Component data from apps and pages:
((

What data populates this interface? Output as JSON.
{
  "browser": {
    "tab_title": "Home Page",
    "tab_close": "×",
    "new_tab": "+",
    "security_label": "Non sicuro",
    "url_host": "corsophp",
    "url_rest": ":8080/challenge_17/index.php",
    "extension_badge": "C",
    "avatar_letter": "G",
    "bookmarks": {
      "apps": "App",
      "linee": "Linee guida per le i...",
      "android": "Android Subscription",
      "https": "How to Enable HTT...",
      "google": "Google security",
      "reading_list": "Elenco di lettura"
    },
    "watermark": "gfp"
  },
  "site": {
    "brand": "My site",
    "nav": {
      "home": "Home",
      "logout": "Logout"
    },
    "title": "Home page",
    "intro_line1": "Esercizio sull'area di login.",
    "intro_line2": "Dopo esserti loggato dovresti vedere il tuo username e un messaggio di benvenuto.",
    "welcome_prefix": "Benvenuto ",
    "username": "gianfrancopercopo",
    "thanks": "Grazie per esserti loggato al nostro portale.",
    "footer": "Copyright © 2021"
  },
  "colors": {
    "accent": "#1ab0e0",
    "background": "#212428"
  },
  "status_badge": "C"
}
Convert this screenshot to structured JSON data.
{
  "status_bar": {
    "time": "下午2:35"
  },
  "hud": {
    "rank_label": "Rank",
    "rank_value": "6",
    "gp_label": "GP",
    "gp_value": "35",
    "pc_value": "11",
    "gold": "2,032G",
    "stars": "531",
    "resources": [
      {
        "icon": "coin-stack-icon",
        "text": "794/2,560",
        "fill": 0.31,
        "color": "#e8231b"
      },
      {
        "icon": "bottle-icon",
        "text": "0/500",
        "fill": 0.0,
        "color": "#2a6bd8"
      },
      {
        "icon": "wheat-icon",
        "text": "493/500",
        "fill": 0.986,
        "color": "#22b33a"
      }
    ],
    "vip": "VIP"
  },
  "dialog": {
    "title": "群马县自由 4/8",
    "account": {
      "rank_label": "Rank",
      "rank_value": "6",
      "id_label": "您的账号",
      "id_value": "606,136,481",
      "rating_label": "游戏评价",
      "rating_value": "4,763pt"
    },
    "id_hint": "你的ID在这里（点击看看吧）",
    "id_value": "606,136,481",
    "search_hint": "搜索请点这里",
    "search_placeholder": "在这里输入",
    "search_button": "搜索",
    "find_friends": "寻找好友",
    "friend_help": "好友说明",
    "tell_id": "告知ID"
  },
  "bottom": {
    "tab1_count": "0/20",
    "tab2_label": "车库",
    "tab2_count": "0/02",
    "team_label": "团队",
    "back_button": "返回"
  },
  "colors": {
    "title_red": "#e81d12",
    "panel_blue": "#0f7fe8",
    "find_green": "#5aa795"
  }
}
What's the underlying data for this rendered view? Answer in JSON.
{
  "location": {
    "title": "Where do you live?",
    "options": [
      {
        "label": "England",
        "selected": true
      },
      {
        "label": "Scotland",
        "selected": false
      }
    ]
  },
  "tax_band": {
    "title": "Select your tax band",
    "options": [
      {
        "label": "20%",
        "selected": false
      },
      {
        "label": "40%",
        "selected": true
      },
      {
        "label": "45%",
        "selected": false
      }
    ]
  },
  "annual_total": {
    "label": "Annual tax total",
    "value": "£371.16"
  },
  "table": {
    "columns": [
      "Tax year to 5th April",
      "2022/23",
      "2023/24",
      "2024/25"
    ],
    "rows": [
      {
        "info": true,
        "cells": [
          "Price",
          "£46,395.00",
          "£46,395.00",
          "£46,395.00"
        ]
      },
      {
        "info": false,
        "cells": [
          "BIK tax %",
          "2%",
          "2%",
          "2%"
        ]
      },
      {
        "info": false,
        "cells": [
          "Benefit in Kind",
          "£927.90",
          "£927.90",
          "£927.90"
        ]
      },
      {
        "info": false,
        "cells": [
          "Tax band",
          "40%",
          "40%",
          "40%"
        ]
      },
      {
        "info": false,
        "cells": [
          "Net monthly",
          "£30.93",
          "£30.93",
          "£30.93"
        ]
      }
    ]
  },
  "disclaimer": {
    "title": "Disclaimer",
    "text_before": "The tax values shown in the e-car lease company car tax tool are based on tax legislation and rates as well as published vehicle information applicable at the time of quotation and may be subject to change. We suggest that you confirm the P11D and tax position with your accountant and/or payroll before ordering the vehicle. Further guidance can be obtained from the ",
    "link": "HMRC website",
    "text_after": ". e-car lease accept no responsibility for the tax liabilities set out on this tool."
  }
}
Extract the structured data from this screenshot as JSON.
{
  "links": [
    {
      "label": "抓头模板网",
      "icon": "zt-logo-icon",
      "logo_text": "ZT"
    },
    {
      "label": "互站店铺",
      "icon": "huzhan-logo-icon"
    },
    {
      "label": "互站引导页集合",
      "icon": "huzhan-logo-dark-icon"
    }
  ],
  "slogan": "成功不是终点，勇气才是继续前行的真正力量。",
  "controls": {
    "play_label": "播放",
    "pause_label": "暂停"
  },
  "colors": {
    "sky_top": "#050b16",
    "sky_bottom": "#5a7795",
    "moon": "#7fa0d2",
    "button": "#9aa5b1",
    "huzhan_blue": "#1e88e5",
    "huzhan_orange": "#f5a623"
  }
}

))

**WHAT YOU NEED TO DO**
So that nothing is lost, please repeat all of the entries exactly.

**RESPONSE FOR THIS EXERCISE**
What data populates this interface? Output as JSON.
{
  "browser": {
    "tab_title": "Home Page",
    "tab_close": "×",
    "new_tab": "+",
    "security_label": "Non sicuro",
    "url_host": "corsophp",
    "url_rest": ":8080/challenge_17/index.php",
    "extension_badge": "C",
    "avatar_letter": "G",
    "bookmarks": {
      "apps": "App",
      "linee": "Linee guida per le i...",
      "android": "Android Subscription",
      "https": "How to Enable HTT...",
      "google": "Google security",
      "reading_list": "Elenco di lettura"
    },
    "watermark": "gfp"
  },
  "site": {
    "brand": "My site",
    "nav": {
      "home": "Home",
      "logout": "Logout"
    },
    "title": "Home page",
    "intro_line1": "Esercizio sull'area di login.",
    "intro_line2": "Dopo esserti loggato dovresti vedere il tuo username e un messaggio di benvenuto.",
    "welcome_prefix": "Benvenuto ",
    "username": "gianfrancopercopo",
    "thanks": "Grazie per esserti loggato al nostro portale.",
    "footer": "Copyright © 2021"
  },
  "colors": {
    "accent": "#1ab0e0",
    "background": "#212428"
  },
  "status_badge": "C"
}
Convert this screenshot to structured JSON data.
{
  "status_bar": {
    "time": "下午2:35"
  },
  "hud": {
    "rank_label": "Rank",
    "rank_value": "6",
    "gp_label": "GP",
    "gp_value": "35",
    "pc_value": "11",
    "gold": "2,032G",
    "stars": "531",
    "resources": [
      {
        "icon": "coin-stack-icon",
        "text": "794/2,560",
        "fill": 0.31,
        "color": "#e8231b"
      },
      {
        "icon": "bottle-icon",
        "text": "0/500",
        "fill": 0.0,
        "color": "#2a6bd8"
      },
      {
        "icon": "wheat-icon",
        "text": "493/500",
        "fill": 0.986,
        "color": "#22b33a"
      }
    ],
    "vip": "VIP"
  },
  "dialog": {
    "title": "群马县自由 4/8",
    "account": {
      "rank_label": "Rank",
      "rank_value": "6",
      "id_label": "您的账号",
      "id_value": "606,136,481",
      "rating_label": "游戏评价",
      "rating_value": "4,763pt"
    },
    "id_hint": "你的ID在这里（点击看看吧）",
    "id_value": "606,136,481",
    "search_hint": "搜索请点这里",
    "search_placeholder": "在这里输入",
    "search_button": "搜索",
    "find_friends": "寻找好友",
    "friend_help": "好友说明",
    "tell_id": "告知ID"
  },
  "bottom": {
    "tab1_count": "0/20",
    "tab2_label": "车库",
    "tab2_count": "0/02",
    "team_label": "团队",
    "back_button": "返回"
  },
  "colors": {
    "title_red": "#e81d12",
    "panel_blue": "#0f7fe8",
    "find_green": "#5aa795"
  }
}
What's the underlying data for this rendered view? Answer in JSON.
{
  "location": {
    "title": "Where do you live?",
    "options": [
      {
        "label": "England",
        "selected": true
      },
      {
        "label": "Scotland",
        "selected": false
      }
    ]
  },
  "tax_band": {
    "title": "Select your tax band",
    "options": [
      {
        "label": "20%",
        "selected": false
      },
      {
        "label": "40%",
        "selected": true
      },
      {
        "label": "45%",
        "selected": false
      }
    ]
  },
  "annual_total": {
    "label": "Annual tax total",
    "value": "£371.16"
  },
  "table": {
    "columns": [
      "Tax year to 5th April",
      "2022/23",
      "2023/24",
      "2024/25"
    ],
    "rows": [
      {
        "info": true,
        "cells": [
          "Price",
          "£46,395.00",
          "£46,395.00",
          "£46,395.00"
        ]
      },
      {
        "info": false,
        "cells": [
          "BIK tax %",
          "2%",
          "2%",
          "2%"
        ]
      },
      {
        "info": false,
        "cells": [
          "Benefit in Kind",
          "£927.90",
          "£927.90",
          "£927.90"
        ]
      },
      {
        "info": false,
        "cells": [
          "Tax band",
          "40%",
          "40%",
          "40%"
        ]
      },
      {
        "info": false,
        "cells": [
          "Net monthly",
          "£30.93",
          "£30.93",
          "£30.93"
        ]
      }
    ]
  },
  "disclaimer": {
    "title": "Disclaimer",
    "text_before": "The tax values shown in the e-car lease company car tax tool are based on tax legislation and rates as well as published vehicle information applicable at the time of quotation and may be subject to change. We suggest that you confirm the P11D and tax position with your accountant and/or payroll before ordering the vehicle. Further guidance can be obtained from the ",
    "link": "HMRC website",
    "text_after": ". e-car lease accept no responsibility for the tax liabilities set out on this tool."
  }
}
Extract the structured data from this screenshot as JSON.
{
  "links": [
    {
      "label": "抓头模板网",
      "icon": "zt-logo-icon",
      "logo_text": "ZT"
    },
    {
      "label": "互站店铺",
      "icon": "huzhan-logo-icon"
    },
    {
      "label": "互站引导页集合",
      "icon": "huzhan-logo-dark-icon"
    }
  ],
  "slogan": "成功不是终点，勇气才是继续前行的真正力量。",
  "controls": {
    "play_label": "播放",
    "pause_label": "暂停"
  },
  "colors": {
    "sky_top": "#050b16",
    "sky_bottom": "#5a7795",
    "moon": "#7fa0d2",
    "button": "#9aa5b1",
    "huzhan_blue": "#1e88e5",
    "huzhan_orange": "#f5a623"
  }
}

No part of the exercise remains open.